A Million, Million
One, two, three…, I count to myself as I watch and wait for the back door of my grandfather’s house to open and the old man I call “Pops” to appear. Bessie, is running a little raggedy despite me and the Pops having spent most of yesterday adjusting the old truck’s carburetor. I did most of the work with him telling me what needed to be done.
“I wouldn’t even know where to start,” he remarked when we peeked under the hood of my car a while back. “Too many wires,” he said, “like everything else in this world.” He was right and I told him so and admitted I wouldn’t know where to start either.
“When I was coming up they made things to last,” he is always saying these days.
“Like you Pops,” I always say back, teasing a wink out that tired old eyes that watched me grow up; watched me mess up and watched me get it right.
Love and patience always poured out of his eyes even the time I caught him in the ear with a fishing hook down by the river. I swear I didn’t hear tell me to wait until he was out of the way, before I cast the big treble hook which he wore as an earring until we fished long enough for me to land a, ‘keeper.’ Grandma thought it was funny and teased Pops calling him her, ‘keeper,’ as she cut the hook with a pair of wire cutters. I held the flashlight.

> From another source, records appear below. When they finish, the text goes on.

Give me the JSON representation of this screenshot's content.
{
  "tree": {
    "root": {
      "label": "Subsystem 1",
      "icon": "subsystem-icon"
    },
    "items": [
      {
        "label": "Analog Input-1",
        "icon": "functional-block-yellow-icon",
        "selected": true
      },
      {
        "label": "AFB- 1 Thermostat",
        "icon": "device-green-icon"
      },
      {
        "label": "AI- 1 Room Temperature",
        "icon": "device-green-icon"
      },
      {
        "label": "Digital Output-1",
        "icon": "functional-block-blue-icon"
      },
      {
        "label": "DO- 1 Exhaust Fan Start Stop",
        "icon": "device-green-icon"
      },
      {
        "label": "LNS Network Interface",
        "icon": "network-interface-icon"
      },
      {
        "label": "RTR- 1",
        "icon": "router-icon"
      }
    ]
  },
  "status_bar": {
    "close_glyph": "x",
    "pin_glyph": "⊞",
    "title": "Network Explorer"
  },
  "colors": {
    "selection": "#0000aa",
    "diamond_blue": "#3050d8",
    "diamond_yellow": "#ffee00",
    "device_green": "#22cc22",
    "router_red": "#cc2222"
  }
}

Thirty-three, thirty-four…, I could use my watch for a more accurate time. For some reason though, counting feels natural. It’s something to do while I waited for the white haired old man to find his coat, check the faucets, turn off the kitchen lights, check the faucets one more time and finally after checking the faucets one more time, make his way onto the porch.
“Can’t trust them faucets,” he likes to say, “Or them politicians.”
“Can’t trust them old men either,” I tease him about flirting with women we encounter on our adventures.
“That’s how you’ll know you are old, the women all call you darling or baby,” he likes to warn me. Its true.
Sixty-seven, Sixty-eight…, He’ll be here before I get to a hundred and I’ll scoot over and he’ll take the driver’s seat, thinning hands gripping the big steering wheel which used to seem so small to him, back when it seemed so very big to me.
He’ll want to drive and I won’t argue, he’s still a better driver than me, and after all we are going to get his driver’s license renewed.
“Just in case,” he’ll answer when I ask him why and remind him I do most of his driving.
“In case that waitress down at Café asks you out,” I add already knowing that will make him smile. He doesn’t smile enough, not since grandma passed, but that’s something I haven’t figure out to tell him yet. I’m working on it.
“You can drive next time we get my license renewed, I’ll be over a hundred then,” he will say as he revs Bessie’s engine, something he’s been doing a lot lately, which scares me. I don’t let him know it though. White knuckling the door handle I will keep my fears to myself as he careens the back roads of his youth. We always take the back roads, something he insists on. I’m glad.
And when we get to the License Renewal Office he will double check his pocket for the stick of chewing gum he brought for the pretty license examiner who will pat his hand and tell him accepting bribes against the law. Then she will tell him it might get her fired and then she would have no way to pay her rent. All the while she’s talking she will be un-wrapping the gum and smiling.
“You can always come live with me,” he will grin and point to his address on his expiring license and ask her if really does look like Clark Gable. She will say, “Just like him, keeping it a secret that she has no clue how Clark Gable looked. He knows this but he will pretend not to.
“Juicy fruit,” she’ll finally get around to saying and ask him how he knew it was her favorite.
Then he’ll wink, and nod looking more like Clark Gable than he will ever know.
“Darling,” she’ll say when she asks him to smile for the picture which she will take two of because she is nice like that and because she lost her “Pops,” just before Christmas. She would give anything to hug him one more time.
Eighty-one, eighty-two…, He’s locking the door. Six months ago he was in the truck before I got I counted to sixty, and six months before that before I got to thirty, and two years ago he was the one waiting on me.
The things that are the most important are the things we can’t see, can’t say, like what rides along with my Pops and me in the old truck he still says will be mine one day. What’s most important tucked away in the quiet which we both can hear over the roar of the truck’s tires on winding country back road.
With his new license in wallet which he says will one day be mine he will fall asleep on the ride home. Mission accomplished. Besides he likes to be rested up for his afternoon game shows or when he second guesses Matt Dillon, or when he needs to argue with the TV if the umpire makes a call against the Braves.
I won’t have to ask if he wants me to drive but I will, that being part of what’s important. And there will come day, I know, when I will be willing to count to a million if it will mean being able to see him shuffle across the yard fussing with the wind one more time. A million, million.
This is dedicated to my Pops and all the Pops in the world. Edward Reed 2019